In March 1920 he left his civilian employment with the Irish Woodworkers, Crow St., when the squad was constituted as a full-time, paid, GHQ guard, under direct orders from Michael Collins. Dubbed ‘the twelve apostles’, the squad also included James Slattery, a workmate of Byrne since their apprenticeships.
For the duration of the Anglo–Irish war, Byrne took part in the stakeouts and killings of police detectives and military intelligence agents; his witness statement to the Bureau of Military History recounts his participation in some fifteen such operations.
On ‘Bloody Sunday’ he commanded an IRA detail that killed two of the ‘Cairo Gang’ agents in their boarding house at 38 Upper Mount Street (21 November 1920). He took part in the Custom House raid (25 May 1921).
Owing largely to his devoted allegiance to Collins, he supported the Anglo–Irish treaty of December 1921, regarding it as a stepping stone to complete independence. Enlisting in the national army, he served in the Dublin Guards; promoted five times from January 1922 to February 1923, he rose in rank from company sergeant to commandant.
Changing of the guard
He was OC of the guard at the handover of Dublin Castle from British to Irish authority (16 January 1922). During ensuing months he commanded guard details at government buildings and the Bank of Ireland, College Green. He foiled an attempt by anti-treaty forces to seize the bank with the aid of mutinous soldiers within the building's guard (March 1922); having displayed courage and presence of mind throughout the incident, he was promoted captain in the field.
Resenting the role given to ex-British-army officers in the national army, and feeling that the political elite of the Free State were betraying the national interest, he was among the group of officers involved in the failed army mutiny of 1924, and accordingly was forced to resign his commission (21 March). He then worked as a carpenter on the industrial staff of the OPW, and in the post office stores, St John's Rd, Kilmainham, Dublin, until his retirement.
Byrne was a founding member of both the Association of Dublin Brigades and the 1916–21 Club. Long lived, and a willing raconteur with a colourful turn of phrase, he became probably the best known of Collins's squad (of which he was the last surviving member), granting many interviews to journalists and historians.
He expressed no misgivings about his role as a revolutionary hit man, arguing the necessity of the ruthless methods employed, which deterred potential informers, and eventually won the struggle by crippling British intelligence.

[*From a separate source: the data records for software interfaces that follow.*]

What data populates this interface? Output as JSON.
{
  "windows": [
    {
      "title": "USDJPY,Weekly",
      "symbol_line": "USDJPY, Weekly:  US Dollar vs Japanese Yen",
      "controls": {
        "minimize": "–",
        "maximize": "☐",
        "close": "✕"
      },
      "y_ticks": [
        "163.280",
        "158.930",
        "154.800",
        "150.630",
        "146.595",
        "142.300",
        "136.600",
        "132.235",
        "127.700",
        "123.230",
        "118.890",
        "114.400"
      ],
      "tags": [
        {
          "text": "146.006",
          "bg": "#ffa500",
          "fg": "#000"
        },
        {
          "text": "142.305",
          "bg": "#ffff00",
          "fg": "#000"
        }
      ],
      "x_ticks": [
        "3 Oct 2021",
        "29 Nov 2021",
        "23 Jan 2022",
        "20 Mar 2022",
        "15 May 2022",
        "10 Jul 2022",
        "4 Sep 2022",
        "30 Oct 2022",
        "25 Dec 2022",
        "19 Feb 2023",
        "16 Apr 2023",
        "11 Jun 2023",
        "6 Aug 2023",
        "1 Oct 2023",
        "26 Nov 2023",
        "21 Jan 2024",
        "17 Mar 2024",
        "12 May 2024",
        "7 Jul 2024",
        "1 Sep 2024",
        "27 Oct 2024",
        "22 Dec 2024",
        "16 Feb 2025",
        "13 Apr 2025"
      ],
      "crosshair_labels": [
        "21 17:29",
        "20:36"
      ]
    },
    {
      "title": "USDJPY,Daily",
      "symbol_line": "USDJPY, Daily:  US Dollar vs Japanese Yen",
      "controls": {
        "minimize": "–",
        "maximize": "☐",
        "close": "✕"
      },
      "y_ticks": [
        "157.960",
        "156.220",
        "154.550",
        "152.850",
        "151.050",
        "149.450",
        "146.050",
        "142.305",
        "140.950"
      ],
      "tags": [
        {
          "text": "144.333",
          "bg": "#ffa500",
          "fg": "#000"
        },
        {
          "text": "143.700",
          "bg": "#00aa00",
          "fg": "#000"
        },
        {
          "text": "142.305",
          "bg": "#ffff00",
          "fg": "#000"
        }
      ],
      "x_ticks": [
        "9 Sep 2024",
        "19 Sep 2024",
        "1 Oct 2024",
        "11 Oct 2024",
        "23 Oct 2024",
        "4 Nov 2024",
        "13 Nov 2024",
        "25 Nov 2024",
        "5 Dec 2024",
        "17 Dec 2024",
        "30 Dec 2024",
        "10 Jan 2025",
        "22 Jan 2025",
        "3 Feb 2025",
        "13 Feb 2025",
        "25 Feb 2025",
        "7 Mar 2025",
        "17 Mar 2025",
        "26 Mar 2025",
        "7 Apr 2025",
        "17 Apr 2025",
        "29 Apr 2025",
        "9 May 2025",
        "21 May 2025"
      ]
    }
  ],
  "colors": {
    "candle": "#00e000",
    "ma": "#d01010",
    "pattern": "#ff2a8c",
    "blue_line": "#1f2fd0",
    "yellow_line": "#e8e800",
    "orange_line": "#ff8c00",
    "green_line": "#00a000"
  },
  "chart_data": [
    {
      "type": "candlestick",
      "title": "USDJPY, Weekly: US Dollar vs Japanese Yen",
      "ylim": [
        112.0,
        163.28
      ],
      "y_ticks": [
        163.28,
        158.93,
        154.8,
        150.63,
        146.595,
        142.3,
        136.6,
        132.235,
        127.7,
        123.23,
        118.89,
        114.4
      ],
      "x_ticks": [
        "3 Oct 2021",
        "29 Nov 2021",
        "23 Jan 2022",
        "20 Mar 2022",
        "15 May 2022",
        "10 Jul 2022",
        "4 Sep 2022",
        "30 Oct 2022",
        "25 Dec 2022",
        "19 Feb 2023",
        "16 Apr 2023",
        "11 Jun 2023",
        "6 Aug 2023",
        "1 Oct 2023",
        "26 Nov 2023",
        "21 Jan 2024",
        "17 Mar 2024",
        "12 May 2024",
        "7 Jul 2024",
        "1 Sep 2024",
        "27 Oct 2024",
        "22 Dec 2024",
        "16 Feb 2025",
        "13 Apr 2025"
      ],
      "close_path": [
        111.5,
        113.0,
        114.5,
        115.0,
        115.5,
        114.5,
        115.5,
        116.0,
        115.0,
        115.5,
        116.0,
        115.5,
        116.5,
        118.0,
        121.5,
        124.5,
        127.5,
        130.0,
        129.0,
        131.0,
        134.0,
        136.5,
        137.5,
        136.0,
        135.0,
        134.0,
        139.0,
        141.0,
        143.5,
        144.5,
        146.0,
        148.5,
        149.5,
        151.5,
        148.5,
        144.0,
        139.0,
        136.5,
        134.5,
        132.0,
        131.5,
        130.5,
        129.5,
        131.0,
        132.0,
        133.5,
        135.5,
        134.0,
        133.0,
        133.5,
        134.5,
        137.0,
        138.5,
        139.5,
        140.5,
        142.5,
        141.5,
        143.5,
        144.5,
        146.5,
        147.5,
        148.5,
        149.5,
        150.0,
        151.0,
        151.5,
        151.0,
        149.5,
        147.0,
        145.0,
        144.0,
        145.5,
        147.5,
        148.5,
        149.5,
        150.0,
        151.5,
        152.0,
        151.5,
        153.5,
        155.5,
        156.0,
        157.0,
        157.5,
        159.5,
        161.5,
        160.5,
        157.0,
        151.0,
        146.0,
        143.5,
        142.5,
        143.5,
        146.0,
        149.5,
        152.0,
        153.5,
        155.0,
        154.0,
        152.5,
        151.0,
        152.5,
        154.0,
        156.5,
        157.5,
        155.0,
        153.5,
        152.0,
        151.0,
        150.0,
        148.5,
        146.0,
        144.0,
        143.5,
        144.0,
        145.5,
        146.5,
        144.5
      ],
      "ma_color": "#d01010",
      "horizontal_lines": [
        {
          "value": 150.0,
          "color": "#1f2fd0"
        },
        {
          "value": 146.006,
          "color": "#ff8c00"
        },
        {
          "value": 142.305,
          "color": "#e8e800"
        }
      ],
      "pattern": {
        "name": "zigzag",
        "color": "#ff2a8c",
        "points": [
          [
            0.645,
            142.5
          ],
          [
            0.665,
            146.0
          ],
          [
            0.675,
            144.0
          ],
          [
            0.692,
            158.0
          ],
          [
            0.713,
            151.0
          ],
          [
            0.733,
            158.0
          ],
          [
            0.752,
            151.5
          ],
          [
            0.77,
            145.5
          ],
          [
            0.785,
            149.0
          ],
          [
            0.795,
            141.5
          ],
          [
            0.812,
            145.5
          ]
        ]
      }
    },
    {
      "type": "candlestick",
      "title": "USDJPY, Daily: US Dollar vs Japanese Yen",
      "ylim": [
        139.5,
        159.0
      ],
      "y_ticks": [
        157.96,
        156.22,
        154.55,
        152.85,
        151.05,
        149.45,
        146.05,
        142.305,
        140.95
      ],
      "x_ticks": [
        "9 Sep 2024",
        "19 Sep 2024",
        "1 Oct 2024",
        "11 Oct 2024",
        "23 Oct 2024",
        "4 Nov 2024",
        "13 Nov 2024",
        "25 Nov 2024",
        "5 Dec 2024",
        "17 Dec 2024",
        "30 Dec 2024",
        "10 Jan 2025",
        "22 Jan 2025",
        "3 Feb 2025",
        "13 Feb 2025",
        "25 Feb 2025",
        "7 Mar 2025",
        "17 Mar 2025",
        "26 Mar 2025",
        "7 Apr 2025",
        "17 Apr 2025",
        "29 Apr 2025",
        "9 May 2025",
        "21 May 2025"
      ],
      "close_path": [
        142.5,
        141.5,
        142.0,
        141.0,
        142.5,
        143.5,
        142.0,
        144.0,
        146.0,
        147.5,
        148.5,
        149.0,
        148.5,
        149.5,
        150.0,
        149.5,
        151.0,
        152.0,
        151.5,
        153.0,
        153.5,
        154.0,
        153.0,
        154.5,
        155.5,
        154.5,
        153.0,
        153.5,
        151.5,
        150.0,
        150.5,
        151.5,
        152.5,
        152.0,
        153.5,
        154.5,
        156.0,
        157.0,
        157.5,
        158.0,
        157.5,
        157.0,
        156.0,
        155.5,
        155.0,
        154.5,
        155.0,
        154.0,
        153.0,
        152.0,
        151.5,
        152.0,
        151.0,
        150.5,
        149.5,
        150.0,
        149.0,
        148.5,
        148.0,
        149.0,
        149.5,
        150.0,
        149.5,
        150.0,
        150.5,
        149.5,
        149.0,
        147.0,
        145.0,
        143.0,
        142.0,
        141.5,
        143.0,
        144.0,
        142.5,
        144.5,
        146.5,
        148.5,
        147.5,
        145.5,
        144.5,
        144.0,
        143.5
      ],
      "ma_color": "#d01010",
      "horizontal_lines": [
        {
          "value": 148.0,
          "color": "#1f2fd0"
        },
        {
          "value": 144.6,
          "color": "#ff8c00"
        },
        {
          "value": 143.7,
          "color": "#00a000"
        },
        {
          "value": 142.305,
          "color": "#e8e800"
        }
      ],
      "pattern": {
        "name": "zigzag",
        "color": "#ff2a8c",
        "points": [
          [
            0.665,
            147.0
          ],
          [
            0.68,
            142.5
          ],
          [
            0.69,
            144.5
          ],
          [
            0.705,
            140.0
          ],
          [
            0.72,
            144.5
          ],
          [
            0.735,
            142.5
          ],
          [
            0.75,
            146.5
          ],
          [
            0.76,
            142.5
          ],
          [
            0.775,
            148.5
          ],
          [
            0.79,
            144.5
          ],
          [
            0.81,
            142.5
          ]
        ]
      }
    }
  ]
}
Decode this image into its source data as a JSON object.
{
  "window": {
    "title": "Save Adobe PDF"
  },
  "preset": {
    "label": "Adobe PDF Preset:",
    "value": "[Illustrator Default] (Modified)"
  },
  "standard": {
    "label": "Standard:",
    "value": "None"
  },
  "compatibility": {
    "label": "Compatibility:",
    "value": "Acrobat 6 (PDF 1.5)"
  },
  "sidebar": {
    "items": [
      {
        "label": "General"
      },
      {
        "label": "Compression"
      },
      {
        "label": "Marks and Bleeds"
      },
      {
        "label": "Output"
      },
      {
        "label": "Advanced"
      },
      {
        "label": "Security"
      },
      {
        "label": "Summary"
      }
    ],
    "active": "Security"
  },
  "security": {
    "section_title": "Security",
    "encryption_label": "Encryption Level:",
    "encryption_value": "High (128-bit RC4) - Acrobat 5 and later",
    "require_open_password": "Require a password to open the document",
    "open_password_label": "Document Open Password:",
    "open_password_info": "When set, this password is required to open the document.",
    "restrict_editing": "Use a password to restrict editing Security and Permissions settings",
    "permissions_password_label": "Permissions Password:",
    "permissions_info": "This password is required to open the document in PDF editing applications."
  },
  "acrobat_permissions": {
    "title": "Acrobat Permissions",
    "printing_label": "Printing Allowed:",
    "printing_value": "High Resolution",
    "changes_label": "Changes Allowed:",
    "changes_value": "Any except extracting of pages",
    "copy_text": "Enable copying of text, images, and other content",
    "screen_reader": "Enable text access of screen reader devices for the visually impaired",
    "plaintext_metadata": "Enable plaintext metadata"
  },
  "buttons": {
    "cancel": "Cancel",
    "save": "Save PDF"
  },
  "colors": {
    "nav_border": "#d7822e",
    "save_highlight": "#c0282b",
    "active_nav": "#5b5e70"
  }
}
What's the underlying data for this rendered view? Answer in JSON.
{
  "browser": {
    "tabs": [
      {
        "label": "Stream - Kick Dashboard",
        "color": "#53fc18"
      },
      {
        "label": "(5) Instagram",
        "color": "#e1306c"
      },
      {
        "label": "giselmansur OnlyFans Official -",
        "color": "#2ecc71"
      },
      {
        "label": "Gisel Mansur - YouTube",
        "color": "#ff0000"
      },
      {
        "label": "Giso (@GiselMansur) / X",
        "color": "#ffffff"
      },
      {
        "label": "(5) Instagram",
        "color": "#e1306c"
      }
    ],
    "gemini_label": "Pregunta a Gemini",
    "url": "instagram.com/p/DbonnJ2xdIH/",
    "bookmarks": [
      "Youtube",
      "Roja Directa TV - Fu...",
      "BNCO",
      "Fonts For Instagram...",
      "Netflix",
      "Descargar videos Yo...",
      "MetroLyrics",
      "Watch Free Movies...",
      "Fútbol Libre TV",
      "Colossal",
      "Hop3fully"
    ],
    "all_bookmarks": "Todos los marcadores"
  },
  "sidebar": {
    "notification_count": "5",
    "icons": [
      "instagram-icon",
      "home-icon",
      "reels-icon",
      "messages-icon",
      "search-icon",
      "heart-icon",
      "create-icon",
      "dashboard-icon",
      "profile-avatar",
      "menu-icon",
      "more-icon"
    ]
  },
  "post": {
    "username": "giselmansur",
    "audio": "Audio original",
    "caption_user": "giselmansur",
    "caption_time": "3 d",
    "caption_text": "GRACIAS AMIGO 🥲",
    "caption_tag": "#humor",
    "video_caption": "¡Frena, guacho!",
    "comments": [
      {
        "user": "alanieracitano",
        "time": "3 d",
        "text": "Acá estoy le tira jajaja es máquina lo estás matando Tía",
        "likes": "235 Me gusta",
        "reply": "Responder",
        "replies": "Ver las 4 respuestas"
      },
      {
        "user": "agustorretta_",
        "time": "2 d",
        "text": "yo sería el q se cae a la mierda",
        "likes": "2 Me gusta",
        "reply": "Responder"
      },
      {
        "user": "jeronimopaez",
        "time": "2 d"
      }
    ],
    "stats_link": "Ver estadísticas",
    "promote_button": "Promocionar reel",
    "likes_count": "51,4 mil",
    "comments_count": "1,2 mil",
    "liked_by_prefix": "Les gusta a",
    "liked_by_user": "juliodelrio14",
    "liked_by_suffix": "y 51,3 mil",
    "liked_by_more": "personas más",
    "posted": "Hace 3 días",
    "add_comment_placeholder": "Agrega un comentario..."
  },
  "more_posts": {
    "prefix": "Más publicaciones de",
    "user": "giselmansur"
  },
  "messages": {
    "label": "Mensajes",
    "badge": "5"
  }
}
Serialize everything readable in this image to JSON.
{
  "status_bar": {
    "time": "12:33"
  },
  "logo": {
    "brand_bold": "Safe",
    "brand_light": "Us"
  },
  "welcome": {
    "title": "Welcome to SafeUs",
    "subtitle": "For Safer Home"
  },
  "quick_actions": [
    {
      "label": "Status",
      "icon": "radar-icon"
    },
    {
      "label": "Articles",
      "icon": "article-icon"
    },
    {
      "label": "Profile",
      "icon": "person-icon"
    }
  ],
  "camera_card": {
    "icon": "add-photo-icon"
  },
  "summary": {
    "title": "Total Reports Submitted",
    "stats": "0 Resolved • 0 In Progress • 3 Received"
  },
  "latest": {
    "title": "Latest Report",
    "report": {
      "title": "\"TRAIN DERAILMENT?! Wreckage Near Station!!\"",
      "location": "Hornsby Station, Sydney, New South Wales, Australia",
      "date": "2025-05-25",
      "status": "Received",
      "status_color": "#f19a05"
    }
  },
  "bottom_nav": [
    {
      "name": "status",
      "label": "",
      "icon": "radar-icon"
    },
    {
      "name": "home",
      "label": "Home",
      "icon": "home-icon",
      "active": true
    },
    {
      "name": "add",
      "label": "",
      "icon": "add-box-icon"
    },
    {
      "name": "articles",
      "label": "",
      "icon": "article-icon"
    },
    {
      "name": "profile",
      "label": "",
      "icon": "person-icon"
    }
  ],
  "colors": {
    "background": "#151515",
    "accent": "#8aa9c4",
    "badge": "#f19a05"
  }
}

He lived in Dublin at 59 Blessington St., and later at 227 Errigal Rd, Drimnagh. His last address was 25 Lein Rd, Artane. His wife Eileen predeceased him. He died 13 December 1992, survived by two daughters and one son.
The Dictionary of Irish Biography is Ireland's national biographical dictionary. Devised, researched, written and edited under the auspices of the Royal Irish Academy, its online edition covers nearly 11,000 lives. Read more about Dictionary of Irish Biography
SOURCESGRO (birth, death certs.); 1911 census, www.census.nationalarchives.ie; Charles Dalton, With the Dublin brigade (1917–1921) (1929); Vincent Byrne, witness statement (NAI, Bureau of Military History, WS 423); Michael Hopkinson, Green against green: the Irish civil war (1988); Tim Pat Coogan, Michael Collins: a biography (1990); John P. Duggan, A history of the Irish army (1991); Thomas J. Morrissey, A man called Hughes: the life and times of Seamus Hughes 1881–1943 (1991), 183–5; Ir. Independent, Ir. Press, Ir. Times, 14 Dec. 1992; Michael Hopkinson, The Irish war of independence (2002); Francis Costello, The Irish revolution and its aftermath 1916–1923: years of revolt (2003); Robert Kee, Ireland: a history (2003 ed.)